*WHAT YOU WILL DO:*
Every record must be given again word for word; no picture belongs in the copy.

Page and application data records:
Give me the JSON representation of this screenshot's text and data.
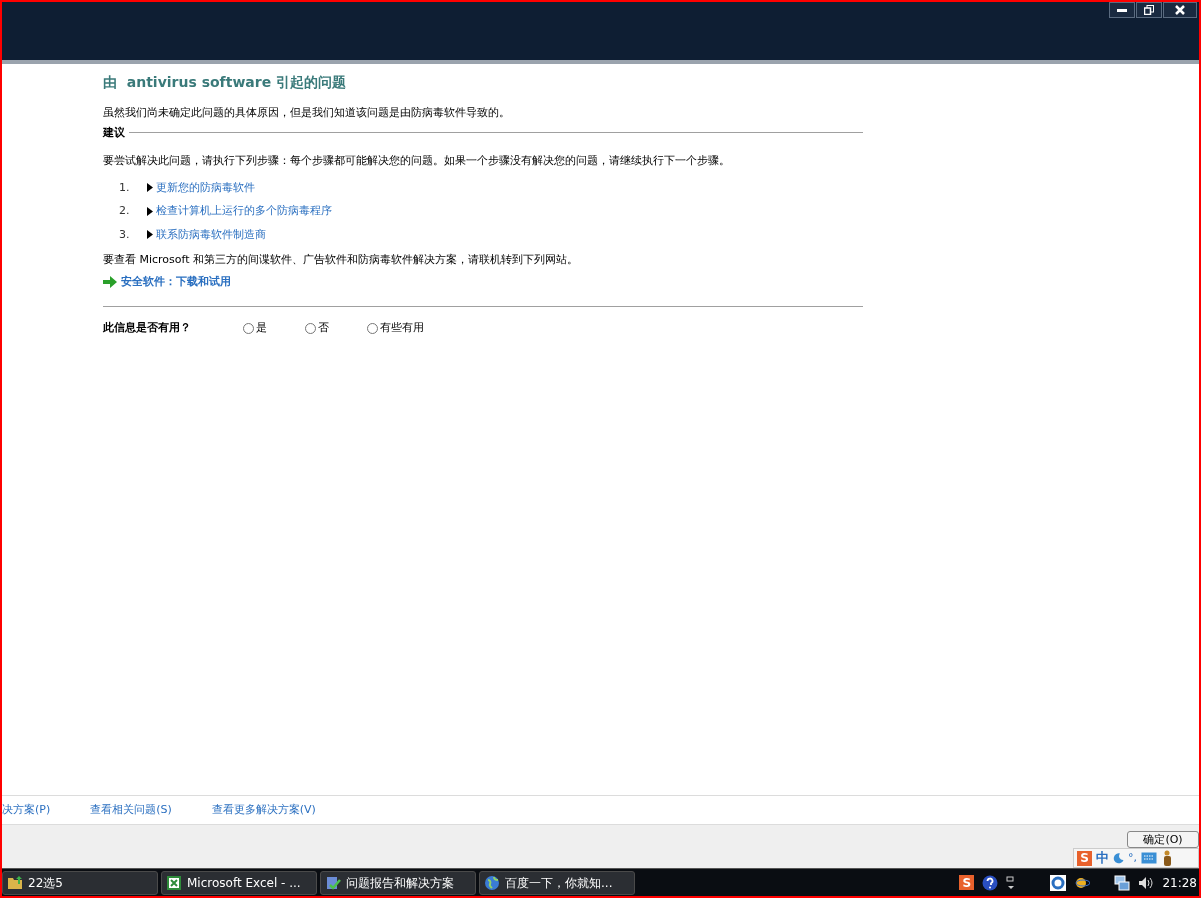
{
  "content": {
    "title": "由  antivirus software 引起的问题",
    "intro": "虽然我们尚未确定此问题的具体原因，但是我们知道该问题是由防病毒软件导致的。",
    "section_heading": "建议",
    "instructions": "要尝试解决此问题，请执行下列步骤：每个步骤都可能解决您的问题。如果一个步骤没有解决您的问题，请继续执行下一个步骤。",
    "steps": [
      {
        "number": "1.",
        "label": "更新您的防病毒软件"
      },
      {
        "number": "2.",
        "label": "检查计算机上运行的多个防病毒程序"
      },
      {
        "number": "3.",
        "label": "联系防病毒软件制造商"
      }
    ],
    "online_note": "要查看 Microsoft 和第三方的间谍软件、广告软件和防病毒软件解决方案，请联机转到下列网站。",
    "online_link": "安全软件：下载和试用",
    "feedback": {
      "question": "此信息是否有用？",
      "options": [
        {
          "label": "是",
          "selected": false
        },
        {
          "label": "否",
          "selected": false
        },
        {
          "label": "有些有用",
          "selected": false
        }
      ]
    }
  },
  "bottom_links": [
    "决方案(P)",
    "查看相关问题(S)",
    "查看更多解决方案(V)"
  ],
  "ok_button": "确定(O)",
  "ime_bar": {
    "logo": "S",
    "mode": "中",
    "punctuation": "°,"
  },
  "taskbar": {
    "items": [
      {
        "label": "22选5",
        "kind": "folder"
      },
      {
        "label": "Microsoft Excel - ...",
        "kind": "excel"
      },
      {
        "label": "问题报告和解决方案",
        "kind": "report"
      },
      {
        "label": "百度一下，你就知...",
        "kind": "globe"
      }
    ],
    "tray_logo": "S",
    "clock": "21:28"
  }
}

*RESULT BELOW:*
Give me the JSON representation of this screenshot's text and data.
{
  "content": {
    "title": "由  antivirus software 引起的问题",
    "intro": "虽然我们尚未确定此问题的具体原因，但是我们知道该问题是由防病毒软件导致的。",
    "section_heading": "建议",
    "instructions": "要尝试解决此问题，请执行下列步骤：每个步骤都可能解决您的问题。如果一个步骤没有解决您的问题，请继续执行下一个步骤。",
    "steps": [
      {
        "number": "1.",
        "label": "更新您的防病毒软件"
      },
      {
        "number": "2.",
        "label": "检查计算机上运行的多个防病毒程序"
      },
      {
        "number": "3.",
        "label": "联系防病毒软件制造商"
      }
    ],
    "online_note": "要查看 Microsoft 和第三方的间谍软件、广告软件和防病毒软件解决方案，请联机转到下列网站。",
    "online_link": "安全软件：下载和试用",
    "feedback": {
      "question": "此信息是否有用？",
      "options": [
        {
          "label": "是",
          "selected": false
        },
        {
          "label": "否",
          "selected": false
        },
        {
          "label": "有些有用",
          "selected": false
        }
      ]
    }
  },
  "bottom_links": [
    "决方案(P)",
    "查看相关问题(S)",
    "查看更多解决方案(V)"
  ],
  "ok_button": "确定(O)",
  "ime_bar": {
    "logo": "S",
    "mode": "中",
    "punctuation": "°,"
  },
  "taskbar": {
    "items": [
      {
        "label": "22选5",
        "kind": "folder"
      },
      {
        "label": "Microsoft Excel - ...",
        "kind": "excel"
      },
      {
        "label": "问题报告和解决方案",
        "kind": "report"
      },
      {
        "label": "百度一下，你就知...",
        "kind": "globe"
      }
    ],
    "tray_logo": "S",
    "clock": "21:28"
  }
}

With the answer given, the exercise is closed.